# Pourbaix diagram – writing reactions

How would you go about writing the reaction between water and chromium metal under standard acid and base conditions?

I know you would have to look at the vertical lines at pH 0 and 14 but I don’t know how you would know which species to look at and whether or not you write the reduction or oxidation of water.

Also, at pH 14 how would you calculate the ${\Delta G}$ value for the reduction between water and chromium metal?

• – user7951 Jul 16 '20 at 16:54

The red line in your diagram corresponds to the redox potential of hydrogen, which depends on $\mathrm{pH}$:

\begin{alignat}{3} \ce{2H+ + 2e- \;&<=> H2}\quad\quad &&E^\circ = +0.000\ \mathrm{V}\quad\quad &&&(\mathrm{pH}=0)\\ \ce{2H2O + 2e- \;&<=> H2 + 2OH-}\quad\quad &&E^\circ = -0.828\ \mathrm{V}\quad\quad &&&(\mathrm{pH}=14) \end{alignat}

The blue line in your diagram corresponds to the redox potential of oxygen, which depends on $\mathrm{pH}$, too:

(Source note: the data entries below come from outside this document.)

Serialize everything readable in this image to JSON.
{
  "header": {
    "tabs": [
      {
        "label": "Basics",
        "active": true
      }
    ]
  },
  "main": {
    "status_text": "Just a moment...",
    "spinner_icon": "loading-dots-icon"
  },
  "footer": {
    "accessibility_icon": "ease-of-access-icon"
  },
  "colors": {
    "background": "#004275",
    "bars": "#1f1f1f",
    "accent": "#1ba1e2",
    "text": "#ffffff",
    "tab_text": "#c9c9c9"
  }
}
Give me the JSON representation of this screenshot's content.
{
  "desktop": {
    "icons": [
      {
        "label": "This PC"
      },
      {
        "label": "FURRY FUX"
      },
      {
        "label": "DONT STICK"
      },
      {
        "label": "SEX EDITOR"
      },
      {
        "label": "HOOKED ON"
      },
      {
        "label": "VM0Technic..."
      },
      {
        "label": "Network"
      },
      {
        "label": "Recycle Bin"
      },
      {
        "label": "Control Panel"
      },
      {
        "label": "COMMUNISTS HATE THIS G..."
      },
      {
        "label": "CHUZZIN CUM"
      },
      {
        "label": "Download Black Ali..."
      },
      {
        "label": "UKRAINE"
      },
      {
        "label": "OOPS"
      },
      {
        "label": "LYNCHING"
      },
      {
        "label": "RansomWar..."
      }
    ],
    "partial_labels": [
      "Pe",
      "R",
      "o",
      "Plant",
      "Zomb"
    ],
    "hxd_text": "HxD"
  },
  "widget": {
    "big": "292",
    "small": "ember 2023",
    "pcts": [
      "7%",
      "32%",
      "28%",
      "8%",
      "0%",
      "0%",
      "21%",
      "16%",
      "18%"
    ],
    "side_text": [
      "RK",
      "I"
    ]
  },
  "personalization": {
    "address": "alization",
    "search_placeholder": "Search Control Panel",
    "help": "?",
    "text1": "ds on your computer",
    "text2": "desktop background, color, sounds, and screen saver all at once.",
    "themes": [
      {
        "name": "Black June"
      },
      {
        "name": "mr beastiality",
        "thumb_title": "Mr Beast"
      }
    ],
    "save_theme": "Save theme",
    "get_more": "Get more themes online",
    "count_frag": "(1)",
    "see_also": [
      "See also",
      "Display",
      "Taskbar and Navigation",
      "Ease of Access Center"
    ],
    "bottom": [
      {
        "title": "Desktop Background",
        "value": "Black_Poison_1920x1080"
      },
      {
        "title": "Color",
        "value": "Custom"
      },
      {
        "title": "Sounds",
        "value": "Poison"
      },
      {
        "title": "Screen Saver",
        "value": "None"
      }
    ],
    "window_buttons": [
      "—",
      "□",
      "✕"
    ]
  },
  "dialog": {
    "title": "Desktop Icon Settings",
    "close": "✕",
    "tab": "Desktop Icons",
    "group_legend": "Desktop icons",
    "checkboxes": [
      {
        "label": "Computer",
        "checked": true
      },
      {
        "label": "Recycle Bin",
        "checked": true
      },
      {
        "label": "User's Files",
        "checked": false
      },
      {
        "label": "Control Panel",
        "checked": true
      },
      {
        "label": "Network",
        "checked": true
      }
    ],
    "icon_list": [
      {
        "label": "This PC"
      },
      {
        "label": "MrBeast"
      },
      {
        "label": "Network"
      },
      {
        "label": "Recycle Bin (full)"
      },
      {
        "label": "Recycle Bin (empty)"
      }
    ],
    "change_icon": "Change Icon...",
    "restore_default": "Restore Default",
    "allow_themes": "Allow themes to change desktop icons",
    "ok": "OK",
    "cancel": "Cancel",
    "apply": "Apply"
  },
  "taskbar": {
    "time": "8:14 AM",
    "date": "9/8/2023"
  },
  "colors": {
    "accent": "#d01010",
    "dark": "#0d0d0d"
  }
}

\begin{alignat}{3} \ce{O2 + 4H+ + 4e- \;&<=> 2H2O}\quad\quad &&E^\circ = +1.229\ \mathrm{V}\quad\quad &&&(\mathrm{pH}=0)\\ \ce{O2 + 2H2O + 4e- \;&<=> 4OH-}\quad\quad &&E^\circ = +0.401\ \mathrm{V}\quad\quad &&&(\mathrm{pH}=14) \end{alignat}

Therefore, only areas between these lines are stable in aqueous solutions.

Your initial species is elemental chromium ($\ce{Cr}$). It is shown below the red line; therefore, it is unstable with respect to oxidation to $\ce{Cr^3+}$ at $\mathrm{pH}=0$

\begin{alignat}{2} \ce{2H+ + 2e- \;&<=> H2}\quad\quad &&E^\circ = +0.000\ \mathrm{V}\\ \ce{Cr^3+ + e- \;&<=> Cr^2+}\quad\quad &&E^\circ = -0.408\ \mathrm{V}\\ \ce{Cr^2+ + 2e- \;&<=> Cr}\quad\quad &&E^\circ = -0.913\ \mathrm{V}\\\\ \ce{2Cr + 6H+ &-> 2Cr^3+ + 3H2} \end{alignat}

and to $\ce{Cr(OH)3}$ at $\mathrm{pH}=14$

\begin{alignat}{2} \ce{2H2O + 2e- \;&<=> H2 + 2OH-}\quad\quad &&E^\circ = -0.828\ \mathrm{V}\\ \ce{Cr(OH)3 + 3e- \;&<=> Cr + 3OH-}\quad\quad &&E^\circ = -1.33\ \mathrm{V}\\\\ \ce{2Cr + 6H2O &-> 2Cr(OH)3 + 3H2} \end{alignat}